In a situation where the loss of capacity is foreseeable, a common practice is to prepare an Enduring Power of Attorney.
An Enduring Power of Attorney is a legal document that allows an individual to choose to appoint a specific individual (usually a close family member) to look after both their personal and financial affairs in the event that for any reason they lose the mental capacity in the future.
When money has been paid into court how are the ward’s bills paid?
When payments are required for the maintenance and benefit of the ward and his dependants the committee should write to the case officer. In a majority of cases, nursing home maintenance accounts are paid directly by the Office of Wards of Court from the funds in court.
Where the ward is living at home periodical payments can be made on a regular basis to the committee or to the person with whom the ward is residing to meet his living expenses. The level and frequency of payments will, of course, depend upon the ward’s needs and income. From time to time additional payments may be needed for clothing, holidays etc. and again the committee can apply for payment out.
What happens to a ward’s property when he dies?
There is a common perception that on the death of a ward his estate becomes the property of the State. This is not so.
On the death of a ward, after the discharge of his debts and when a grant of probate or Administration has issued, his estate is distributed amongst the persons entitled either in accordance with the terms of the ward’s will or under the rules of intestate succession.
It is necessary for a formal application to be made to conclude the wardship proceedings. Pending this, funds are made available by the court to pay such expenses as funeral expenses, nursing home charges, and probate tax.
Is it forever or can it be temporary?
Provision can be made for a temporary Wardship. In cases where someone is rendered temporarily incapable of decision-making capacity, the ward can cease to operate once the person has regained the capacity to make decisions regarding personal or financial affairs.
What Law governs Wardship?
For over 140 years the Lunacy Regulations Act provided the foundation for Ireland’s approach to issues of capacity. Last year, the Assisted Decision Making Act sought to change this dramatically. The 2015 act, although not yet implemented into force proposed practical change with the vulnerable party and their interests central to the process.
The change proposed to rejuvenate the entire legal area of helping people when they reach a stage in life when they are not as efficient in making decisions.
Under the old system, capacity was seen as a whole or nothing status. You either had it or you did not and all decisions were treated the same. Under the new system, capacity is to be decided on an issue by issue basis and so a person may be deemed to have the capacity to make certain decisions, while still lacking the capacity to make others.
While the new approach is in its infancy in Ireland and may not be fully implemented for a while to come, the move is to be welcomed as a step forward in human rights and preserving the dignity of the individual.
Further Reading About Wills, Trusts & Taxation

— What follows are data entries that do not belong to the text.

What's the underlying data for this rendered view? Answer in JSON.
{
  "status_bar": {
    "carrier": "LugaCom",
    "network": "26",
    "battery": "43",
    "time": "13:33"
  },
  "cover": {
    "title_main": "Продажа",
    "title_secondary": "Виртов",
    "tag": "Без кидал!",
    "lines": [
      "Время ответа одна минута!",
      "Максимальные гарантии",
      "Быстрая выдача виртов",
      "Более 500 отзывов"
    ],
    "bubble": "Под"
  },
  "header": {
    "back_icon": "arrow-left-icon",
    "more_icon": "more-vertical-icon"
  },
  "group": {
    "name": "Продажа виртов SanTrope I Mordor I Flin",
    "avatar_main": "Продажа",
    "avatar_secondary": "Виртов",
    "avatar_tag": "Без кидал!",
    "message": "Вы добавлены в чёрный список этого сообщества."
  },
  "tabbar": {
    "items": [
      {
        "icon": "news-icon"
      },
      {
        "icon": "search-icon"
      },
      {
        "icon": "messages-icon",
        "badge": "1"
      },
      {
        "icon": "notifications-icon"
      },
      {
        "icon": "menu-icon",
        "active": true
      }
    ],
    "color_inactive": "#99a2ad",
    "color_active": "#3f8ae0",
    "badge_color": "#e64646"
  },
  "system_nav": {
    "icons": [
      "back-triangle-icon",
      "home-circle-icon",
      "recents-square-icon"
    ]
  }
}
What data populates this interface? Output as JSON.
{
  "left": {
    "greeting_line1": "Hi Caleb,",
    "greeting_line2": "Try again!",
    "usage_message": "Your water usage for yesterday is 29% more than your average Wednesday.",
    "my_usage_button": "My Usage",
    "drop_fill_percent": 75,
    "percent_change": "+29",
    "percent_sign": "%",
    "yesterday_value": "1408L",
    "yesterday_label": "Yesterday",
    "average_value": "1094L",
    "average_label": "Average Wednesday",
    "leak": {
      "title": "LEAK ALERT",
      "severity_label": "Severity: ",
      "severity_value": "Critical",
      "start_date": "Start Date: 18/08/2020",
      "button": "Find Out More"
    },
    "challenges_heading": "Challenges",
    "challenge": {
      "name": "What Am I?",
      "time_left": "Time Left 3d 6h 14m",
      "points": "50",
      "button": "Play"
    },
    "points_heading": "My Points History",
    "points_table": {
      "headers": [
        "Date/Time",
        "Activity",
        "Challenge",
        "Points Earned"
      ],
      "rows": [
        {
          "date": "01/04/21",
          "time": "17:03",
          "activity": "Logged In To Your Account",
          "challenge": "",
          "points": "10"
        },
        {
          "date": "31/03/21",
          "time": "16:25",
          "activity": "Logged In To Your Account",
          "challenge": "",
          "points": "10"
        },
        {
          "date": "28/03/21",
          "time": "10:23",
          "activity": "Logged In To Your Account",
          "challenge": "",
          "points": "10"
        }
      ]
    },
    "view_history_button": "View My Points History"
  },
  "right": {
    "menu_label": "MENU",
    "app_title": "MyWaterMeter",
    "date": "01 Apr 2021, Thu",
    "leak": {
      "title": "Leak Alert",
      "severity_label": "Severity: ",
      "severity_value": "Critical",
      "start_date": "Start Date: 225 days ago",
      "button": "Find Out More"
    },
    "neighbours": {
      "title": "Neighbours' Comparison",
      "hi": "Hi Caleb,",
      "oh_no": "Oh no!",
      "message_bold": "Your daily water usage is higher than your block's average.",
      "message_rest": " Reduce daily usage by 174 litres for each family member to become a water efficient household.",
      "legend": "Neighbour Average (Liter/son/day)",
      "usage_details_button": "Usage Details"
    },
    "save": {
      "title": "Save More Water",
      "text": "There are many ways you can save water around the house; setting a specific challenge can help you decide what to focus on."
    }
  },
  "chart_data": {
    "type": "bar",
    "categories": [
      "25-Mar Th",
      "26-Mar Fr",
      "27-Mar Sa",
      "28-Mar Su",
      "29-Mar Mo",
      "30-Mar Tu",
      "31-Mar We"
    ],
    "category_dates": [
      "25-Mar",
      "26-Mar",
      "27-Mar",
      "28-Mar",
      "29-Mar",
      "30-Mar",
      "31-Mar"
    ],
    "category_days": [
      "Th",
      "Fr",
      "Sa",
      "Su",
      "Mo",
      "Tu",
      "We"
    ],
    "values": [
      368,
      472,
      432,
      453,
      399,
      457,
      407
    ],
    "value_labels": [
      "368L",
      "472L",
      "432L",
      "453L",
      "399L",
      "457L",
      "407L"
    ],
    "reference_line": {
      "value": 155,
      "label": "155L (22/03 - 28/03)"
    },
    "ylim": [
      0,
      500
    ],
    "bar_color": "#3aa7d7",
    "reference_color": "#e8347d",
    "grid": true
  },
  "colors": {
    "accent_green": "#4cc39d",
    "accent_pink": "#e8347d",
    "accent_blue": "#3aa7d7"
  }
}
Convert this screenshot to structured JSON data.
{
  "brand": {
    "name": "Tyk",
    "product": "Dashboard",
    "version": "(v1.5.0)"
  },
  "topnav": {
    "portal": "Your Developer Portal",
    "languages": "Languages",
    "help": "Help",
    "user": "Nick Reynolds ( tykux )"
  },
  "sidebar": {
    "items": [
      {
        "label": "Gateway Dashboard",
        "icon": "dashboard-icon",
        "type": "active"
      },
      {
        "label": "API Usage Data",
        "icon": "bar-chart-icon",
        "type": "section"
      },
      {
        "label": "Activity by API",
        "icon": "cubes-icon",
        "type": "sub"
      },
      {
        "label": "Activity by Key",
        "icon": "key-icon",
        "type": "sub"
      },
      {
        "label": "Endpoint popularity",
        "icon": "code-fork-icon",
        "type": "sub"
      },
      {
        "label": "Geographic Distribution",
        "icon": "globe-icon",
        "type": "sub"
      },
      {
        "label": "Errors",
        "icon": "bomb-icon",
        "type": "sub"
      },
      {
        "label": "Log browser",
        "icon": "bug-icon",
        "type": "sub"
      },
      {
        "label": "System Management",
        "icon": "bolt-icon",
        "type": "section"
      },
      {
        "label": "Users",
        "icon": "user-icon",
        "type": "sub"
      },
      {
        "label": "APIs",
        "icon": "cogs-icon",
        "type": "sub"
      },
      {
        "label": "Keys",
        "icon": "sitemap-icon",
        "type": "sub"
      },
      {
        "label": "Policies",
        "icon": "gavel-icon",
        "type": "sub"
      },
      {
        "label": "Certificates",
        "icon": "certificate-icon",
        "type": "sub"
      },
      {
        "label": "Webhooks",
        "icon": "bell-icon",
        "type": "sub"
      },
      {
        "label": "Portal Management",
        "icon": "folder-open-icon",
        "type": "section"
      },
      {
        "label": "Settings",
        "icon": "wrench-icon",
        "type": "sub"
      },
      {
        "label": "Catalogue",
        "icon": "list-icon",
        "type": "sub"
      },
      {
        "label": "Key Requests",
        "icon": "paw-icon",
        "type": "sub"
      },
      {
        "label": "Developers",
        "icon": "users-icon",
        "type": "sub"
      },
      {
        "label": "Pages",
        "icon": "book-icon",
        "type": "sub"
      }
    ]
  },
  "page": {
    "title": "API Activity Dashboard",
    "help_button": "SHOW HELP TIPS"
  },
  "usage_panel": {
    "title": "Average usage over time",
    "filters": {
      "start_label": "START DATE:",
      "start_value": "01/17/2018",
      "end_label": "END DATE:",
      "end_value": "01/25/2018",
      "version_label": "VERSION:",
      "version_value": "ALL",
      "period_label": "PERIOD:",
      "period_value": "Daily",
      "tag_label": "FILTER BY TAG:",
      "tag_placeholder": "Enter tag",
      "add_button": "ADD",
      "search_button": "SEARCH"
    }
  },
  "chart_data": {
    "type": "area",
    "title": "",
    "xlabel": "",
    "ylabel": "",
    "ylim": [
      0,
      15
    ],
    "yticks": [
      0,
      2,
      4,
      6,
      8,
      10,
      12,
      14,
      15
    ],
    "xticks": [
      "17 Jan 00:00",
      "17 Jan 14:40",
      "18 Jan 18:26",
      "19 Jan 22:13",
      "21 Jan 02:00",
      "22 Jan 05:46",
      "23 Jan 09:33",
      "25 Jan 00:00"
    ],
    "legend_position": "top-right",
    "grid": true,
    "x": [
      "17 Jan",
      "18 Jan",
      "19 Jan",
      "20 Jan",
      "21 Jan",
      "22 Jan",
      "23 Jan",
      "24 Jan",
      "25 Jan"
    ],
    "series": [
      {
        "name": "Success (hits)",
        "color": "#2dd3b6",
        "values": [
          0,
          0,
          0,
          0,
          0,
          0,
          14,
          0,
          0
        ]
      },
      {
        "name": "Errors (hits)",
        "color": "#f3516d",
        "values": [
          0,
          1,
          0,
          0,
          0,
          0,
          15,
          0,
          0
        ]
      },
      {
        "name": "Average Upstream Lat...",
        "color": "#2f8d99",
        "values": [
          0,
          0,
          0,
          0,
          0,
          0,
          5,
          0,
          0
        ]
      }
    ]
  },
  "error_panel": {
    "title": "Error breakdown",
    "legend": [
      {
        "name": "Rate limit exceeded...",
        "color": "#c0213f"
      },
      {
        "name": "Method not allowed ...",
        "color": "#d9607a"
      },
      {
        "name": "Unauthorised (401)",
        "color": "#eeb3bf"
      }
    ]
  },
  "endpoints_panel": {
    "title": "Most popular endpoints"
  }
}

Your executor carries out (or executes) the wishes set out in your will and choosing the right person or persons is an important decision.
It should be somebody you trust to do this job. Ideally, it should be a job given to two people to act as co-executors.
The area of law on children is delicate and complex. The most common issues that arise with children are guardianship and custody. However, the scope of children within the law goes far beyond parental rights.
One common aspect is that of entering into a contract with a child.
Succession Rights for Separating Couples
There are important protections in Irish law for partners succession rights If they have been left out, or not properly provided for in the will of their deceased spouse. there are safeguards.
Under the Succession Act 1965, a spouse or partner has certain succession rights. They are entitled to half of the estate if there are no children. Alternatively, they will be entitled to one third if there are children. This right cannot be ignored by a Will unless you agree to waive your rights. This one-half or one-third share of the deceased’s estate is known as the Spouse’s Legal Right Share.